I recently lost the use of my car for about a week after I mis-placed the only key I had for it. On top of the usual stressors of adult life, suddenly finding myself relying on the graces of others for rides was a very upsetting, and frustrating thing to happen. I didn’t have high hopes for the rest of the week, but as the first few days went by, I was pleasantly surprised to find that it wasn’t a bad experience after all. In fact, it revealed to me something very important that I think we all tend to forget; walking is good for you.
I firmly believe that life is best lived slowly and deliberately, like thoroughly chewing and tasting a meal bite by bite instead of simply stuffing yourself as quickly as possible. You can certainly see an awful lot of the world at sixty miles per hour, but you can only truly live where you are present, which is to say, where you’re rooted by your feet. Though I had lost the use of a vehicle, I retained the use of my legs. Luckily, most of my personal life occurs only about a thirty-minute walk from my house. I’m used to driving everywhere in about five minutes instead of taking the time necessary to walk. I rediscovered something I knew very well as a child; when you walk, you drink in the world God built for you much more deeply. You re-integrate yourself into it, rather than simply hurtling through it, detached, in a vehicle. On foot you get to hear every bird’s song, admire the colors exploding from each blossom, smell and taste the breeze as it filters through the living leaves of centuries-old trees, feel the earth and stones under your feet. You become aware of the fact that you are simply a small facet of the epic, intricate, and wondrous work of Creation. All your senses are fully engaged. This kind of immersive experience becomes lost all in a sealed car, drowned out by the blaring radio and sterile air-conditioning. You’re viewing life through just one more screen.
Walking is also hard and time-consuming. It takes a real physical effort to put one foot ahead of the other, uphill and downhill, over fallen trees and around great rocks. You will sweat and your feet will hurt after a while. You might face stinging insects, freezing winds or blazing heat. If you plan on walking anywhere, you need to rope off large blocks of time to allow for travel. Walking, by its very nature, is limiting and humbling.

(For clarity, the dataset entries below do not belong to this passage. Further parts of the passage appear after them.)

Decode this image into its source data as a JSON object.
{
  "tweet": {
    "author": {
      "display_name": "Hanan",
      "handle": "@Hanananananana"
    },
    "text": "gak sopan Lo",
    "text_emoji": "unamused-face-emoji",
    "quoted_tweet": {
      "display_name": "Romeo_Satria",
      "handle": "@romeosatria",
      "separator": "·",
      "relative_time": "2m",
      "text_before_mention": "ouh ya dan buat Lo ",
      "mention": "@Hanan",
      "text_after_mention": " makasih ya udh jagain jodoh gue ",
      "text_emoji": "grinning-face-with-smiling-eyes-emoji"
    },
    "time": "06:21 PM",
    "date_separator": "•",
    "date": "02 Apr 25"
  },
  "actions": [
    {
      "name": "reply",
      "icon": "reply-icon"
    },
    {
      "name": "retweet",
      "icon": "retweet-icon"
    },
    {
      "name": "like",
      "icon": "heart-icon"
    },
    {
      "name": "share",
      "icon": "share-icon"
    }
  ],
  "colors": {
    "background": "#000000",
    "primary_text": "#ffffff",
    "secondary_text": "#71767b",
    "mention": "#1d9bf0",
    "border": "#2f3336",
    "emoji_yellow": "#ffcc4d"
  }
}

Your body can only endure traveling so far in one day, and a day is only made up of so many hours. The walker is confined by both space and time. As we walk, we become aware of our finitude; we are ultimately small, insignificant creatures, and our time is passing. We are just dust.
This kind of self-awareness is dangerous to our consumer culture. We live in a monetized age of unprecedented abundance and unparalleled efficiency. “On-demand” has become the “Amen” of our era. We are not supposed to think of ourselves as simple, and limited, but rather as the monolithic, dynamic centers of the universe. We confuse rest and intentionality with laziness and sentimentality; if we aren’t currently busy making money, we’re wasting someone’s time, if not our own. Indulgence and accumulation are the ultimate virtues, and abstention and contentment are viewed with suspicion or outright hostility. We are taught that we are perfect as we are, that all our desires and whims are legitimate, and as such we deserve to indulge our every impulse. Anything less is “repression”.
The Christian knows (or ought to know) this is not the case. Scripture reminds us that we are fallen creatures, neither perfect nor entitled. Frankly, we are a mess, buffeted constantly by our desire to sin and cave in to temptation in the quest for fulfilment. Lent is a chance to see with fresh eyes just how far gone we are, how much Mammon has deceived us into worshiping consumption as the key to freedom and happiness. When we realize that we cannot achieve true joy and rest on our own, that material wealth will never be enough, we must turn to God for help.
Lent reminds us in a very real way that we are not the mighty pillars that the universe rests on. We are instead simple creatures, meant to live slow, quiet, child-like lives of peace and reverence towards God. Among many things, Lent is an invitation to experimentally cut ties to parts of our lives that distract, tempt and ultimately enslave us.
Lent is the Lord’s way of asking us to pull off the highway, park the car, and take a walk with Him.